Whole Wheat Flour – I use a mix of oats, white wheat, and almond flour in this recipe. Whole wheat flour has more B vitamins, fiber, riboflavin, protein, calcium, and iron than regular flour. You could substitute regular unbleached flour if you would like, but whole wheat flour is a healthier option and adds a more pronounced “nutty” flour that adds a subtle sweetness to the muffins. You could also use oat flour but add an extra tablespoon of greek yogurt if you do.
Almond Flour – Almond flour has more nutrients, including manganese and protein, is low in carbohydrates, and has more fiber. It also adds sweetness to the muffin.
Almond Milk – I use almond milk instead of regular cows milk. Almond milk has fewer calories, sugar, and less saturated fats than dairy. For this recipe, I use unsweetened vanilla almond milk.
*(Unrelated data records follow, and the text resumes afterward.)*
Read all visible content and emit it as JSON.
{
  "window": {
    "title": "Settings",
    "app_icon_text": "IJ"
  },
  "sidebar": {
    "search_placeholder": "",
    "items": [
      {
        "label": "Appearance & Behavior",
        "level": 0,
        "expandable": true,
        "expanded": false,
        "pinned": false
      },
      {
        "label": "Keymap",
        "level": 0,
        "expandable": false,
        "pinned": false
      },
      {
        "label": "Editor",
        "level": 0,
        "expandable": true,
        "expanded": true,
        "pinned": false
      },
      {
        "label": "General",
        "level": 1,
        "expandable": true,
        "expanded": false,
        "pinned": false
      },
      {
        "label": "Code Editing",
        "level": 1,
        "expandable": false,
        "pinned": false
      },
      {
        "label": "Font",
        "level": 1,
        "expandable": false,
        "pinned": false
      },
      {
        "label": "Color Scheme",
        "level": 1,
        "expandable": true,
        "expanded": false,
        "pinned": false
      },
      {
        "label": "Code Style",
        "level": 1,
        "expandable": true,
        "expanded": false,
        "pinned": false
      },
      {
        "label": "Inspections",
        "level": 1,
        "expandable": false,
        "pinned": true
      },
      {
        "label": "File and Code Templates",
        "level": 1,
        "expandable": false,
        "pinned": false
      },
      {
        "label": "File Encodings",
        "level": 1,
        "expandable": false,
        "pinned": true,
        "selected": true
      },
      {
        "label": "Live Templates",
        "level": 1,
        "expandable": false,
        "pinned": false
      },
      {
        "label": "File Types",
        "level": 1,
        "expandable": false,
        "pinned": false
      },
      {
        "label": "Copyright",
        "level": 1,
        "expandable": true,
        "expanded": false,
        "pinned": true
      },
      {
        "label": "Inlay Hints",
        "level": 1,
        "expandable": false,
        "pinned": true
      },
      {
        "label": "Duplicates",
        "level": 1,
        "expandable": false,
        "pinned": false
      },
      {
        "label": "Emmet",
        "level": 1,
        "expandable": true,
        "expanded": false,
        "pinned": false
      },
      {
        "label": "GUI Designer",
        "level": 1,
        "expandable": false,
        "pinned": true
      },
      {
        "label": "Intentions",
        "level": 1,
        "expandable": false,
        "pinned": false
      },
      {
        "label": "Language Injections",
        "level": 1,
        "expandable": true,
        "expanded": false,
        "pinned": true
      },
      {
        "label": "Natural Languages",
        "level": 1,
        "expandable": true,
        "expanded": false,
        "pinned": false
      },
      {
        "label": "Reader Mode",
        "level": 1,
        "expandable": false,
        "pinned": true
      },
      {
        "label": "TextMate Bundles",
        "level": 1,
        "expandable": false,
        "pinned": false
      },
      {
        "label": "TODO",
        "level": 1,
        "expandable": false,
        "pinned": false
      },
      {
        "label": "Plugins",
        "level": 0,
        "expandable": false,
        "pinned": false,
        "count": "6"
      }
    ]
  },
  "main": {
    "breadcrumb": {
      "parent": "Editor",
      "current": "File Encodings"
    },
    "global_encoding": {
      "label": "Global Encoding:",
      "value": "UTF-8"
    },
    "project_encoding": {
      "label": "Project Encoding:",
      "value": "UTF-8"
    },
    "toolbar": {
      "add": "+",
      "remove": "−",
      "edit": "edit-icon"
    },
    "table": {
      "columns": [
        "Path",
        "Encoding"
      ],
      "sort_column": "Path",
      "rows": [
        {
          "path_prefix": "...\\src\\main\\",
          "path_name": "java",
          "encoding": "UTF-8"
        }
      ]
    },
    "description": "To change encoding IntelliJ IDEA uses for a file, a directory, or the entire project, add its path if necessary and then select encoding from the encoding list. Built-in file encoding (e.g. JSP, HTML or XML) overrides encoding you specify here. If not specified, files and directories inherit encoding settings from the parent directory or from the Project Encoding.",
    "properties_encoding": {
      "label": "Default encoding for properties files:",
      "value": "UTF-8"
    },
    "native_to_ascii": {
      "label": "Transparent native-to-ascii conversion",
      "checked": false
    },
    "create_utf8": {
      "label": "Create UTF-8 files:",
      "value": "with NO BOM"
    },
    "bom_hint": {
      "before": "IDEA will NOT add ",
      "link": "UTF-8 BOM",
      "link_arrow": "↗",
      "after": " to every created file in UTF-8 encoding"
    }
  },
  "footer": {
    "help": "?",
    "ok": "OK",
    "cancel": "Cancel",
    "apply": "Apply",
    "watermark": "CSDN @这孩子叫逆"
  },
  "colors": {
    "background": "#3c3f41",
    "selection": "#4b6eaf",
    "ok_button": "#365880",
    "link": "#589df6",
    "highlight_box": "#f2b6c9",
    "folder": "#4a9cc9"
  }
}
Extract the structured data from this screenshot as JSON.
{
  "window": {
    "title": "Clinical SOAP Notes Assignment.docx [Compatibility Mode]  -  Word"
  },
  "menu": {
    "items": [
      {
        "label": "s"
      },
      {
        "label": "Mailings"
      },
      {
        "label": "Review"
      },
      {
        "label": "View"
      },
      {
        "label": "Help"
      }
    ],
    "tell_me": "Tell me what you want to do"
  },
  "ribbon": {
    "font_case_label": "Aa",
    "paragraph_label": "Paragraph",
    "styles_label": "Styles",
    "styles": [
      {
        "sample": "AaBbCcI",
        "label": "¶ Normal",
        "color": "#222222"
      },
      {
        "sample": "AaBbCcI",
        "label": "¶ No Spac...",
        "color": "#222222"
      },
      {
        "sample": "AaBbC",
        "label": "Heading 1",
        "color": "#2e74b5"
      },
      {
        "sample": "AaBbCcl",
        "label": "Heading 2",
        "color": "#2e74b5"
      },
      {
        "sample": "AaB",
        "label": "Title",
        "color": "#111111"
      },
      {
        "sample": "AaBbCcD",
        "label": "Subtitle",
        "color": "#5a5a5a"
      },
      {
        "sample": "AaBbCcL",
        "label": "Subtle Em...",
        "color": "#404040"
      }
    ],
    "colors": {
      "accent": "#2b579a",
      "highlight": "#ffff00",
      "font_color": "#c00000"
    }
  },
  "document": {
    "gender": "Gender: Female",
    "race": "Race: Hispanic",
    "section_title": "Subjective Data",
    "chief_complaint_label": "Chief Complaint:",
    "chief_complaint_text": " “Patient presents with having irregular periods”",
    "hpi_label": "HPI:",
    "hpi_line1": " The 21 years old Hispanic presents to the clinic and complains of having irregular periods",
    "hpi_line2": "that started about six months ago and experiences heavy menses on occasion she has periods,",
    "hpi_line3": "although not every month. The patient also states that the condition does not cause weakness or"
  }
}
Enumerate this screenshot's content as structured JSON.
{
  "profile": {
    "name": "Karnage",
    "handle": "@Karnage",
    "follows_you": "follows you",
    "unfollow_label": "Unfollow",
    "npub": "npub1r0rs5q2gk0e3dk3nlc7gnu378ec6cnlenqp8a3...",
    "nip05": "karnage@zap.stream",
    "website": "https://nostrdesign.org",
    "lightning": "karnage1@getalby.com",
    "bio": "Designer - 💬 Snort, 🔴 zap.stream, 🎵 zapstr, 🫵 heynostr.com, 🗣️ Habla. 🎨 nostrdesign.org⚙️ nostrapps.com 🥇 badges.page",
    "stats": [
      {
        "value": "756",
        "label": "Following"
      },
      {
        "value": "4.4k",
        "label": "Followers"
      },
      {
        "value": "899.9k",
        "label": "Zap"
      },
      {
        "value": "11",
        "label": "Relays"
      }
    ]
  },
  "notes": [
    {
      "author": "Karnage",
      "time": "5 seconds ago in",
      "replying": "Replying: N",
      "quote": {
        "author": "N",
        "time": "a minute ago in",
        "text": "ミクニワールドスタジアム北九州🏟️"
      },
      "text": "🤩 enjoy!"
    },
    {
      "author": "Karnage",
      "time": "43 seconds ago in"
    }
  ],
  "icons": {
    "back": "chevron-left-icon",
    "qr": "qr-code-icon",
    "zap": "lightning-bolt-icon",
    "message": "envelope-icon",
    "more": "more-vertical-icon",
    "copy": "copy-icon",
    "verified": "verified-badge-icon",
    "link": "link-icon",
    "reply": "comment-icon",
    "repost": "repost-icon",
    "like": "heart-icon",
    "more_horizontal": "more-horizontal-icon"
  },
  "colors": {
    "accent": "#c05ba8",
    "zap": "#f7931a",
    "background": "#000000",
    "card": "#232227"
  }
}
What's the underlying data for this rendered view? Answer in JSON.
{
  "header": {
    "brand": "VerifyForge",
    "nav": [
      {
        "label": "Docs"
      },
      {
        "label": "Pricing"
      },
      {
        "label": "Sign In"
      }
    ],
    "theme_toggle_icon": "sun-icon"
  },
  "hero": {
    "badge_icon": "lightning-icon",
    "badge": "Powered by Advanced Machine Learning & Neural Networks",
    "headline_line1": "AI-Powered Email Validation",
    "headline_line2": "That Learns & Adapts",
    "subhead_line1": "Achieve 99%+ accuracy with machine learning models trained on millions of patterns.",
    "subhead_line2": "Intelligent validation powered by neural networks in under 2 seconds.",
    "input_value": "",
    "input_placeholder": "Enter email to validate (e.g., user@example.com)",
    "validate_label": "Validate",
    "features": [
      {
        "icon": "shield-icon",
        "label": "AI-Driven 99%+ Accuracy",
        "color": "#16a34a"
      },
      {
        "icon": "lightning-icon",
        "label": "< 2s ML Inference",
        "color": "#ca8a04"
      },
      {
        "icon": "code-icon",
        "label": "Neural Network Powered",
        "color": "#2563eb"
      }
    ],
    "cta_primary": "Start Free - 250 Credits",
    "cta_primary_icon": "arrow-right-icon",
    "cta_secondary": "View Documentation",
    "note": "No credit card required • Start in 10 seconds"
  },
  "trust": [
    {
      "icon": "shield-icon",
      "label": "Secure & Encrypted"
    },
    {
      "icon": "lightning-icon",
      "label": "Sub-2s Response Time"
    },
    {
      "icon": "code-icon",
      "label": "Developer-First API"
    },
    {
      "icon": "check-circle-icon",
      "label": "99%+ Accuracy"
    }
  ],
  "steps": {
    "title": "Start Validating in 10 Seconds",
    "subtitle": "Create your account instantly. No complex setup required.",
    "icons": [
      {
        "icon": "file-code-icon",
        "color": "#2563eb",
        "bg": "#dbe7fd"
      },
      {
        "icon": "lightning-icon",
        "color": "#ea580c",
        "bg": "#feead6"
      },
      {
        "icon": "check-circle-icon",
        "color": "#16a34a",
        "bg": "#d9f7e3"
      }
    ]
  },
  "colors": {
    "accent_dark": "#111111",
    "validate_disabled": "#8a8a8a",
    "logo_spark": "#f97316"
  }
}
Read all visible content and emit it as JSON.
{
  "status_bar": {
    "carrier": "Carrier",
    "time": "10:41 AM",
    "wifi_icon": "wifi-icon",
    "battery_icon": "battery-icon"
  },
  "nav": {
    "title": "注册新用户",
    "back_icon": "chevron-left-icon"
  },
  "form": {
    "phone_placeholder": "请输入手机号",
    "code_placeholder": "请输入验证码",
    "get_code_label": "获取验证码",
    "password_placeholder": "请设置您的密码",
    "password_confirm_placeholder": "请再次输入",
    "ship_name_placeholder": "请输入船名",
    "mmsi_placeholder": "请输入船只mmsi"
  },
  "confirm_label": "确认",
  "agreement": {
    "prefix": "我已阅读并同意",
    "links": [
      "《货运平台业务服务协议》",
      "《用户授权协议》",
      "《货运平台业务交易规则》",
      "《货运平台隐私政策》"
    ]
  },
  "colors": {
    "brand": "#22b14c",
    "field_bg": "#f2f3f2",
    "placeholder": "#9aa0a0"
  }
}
Grass-fed Butter– Although butter has more saturated fats, grass-fed butter is a healthier option when you need butter in your cooking. Butter adds moistness to baked goods. Grass-fed butter has more nutrients and more unsaturated fats than traditional butter, so try to get grass-fed if you can. If you want to make this recipe even healthier, use light refined olive oil instead of butter.
Honey – Honey is a natural sugar, not refined, so it is a healthier option for those watching their weight or sugar consumption. Raw honey has more nutrients, less fructose, more probiotics, and is digested slower.
Eggs – I use grass-fed organic eggs in the batter, but if you want to make this vegan-friendly, use flax eggs or silken tofu.
Greek Yogurt – The yogurt adds a little more lift to the muffins to make them extra fluffy.
Vanilla Extract – Use real vanilla extract, not the fake stuff.
Baking Powder – Use aluminum-free baking powder or substitute with 1 cup of unsweetened Greek yogurt and 1/2 teaspoon of baking soda.
Chocolate Chips – I sometimes make these with blueberries and chocolate chips and my son loved them. I usually make 2/3 with just blueberries and 1/3 with chocolate chips and blueberries.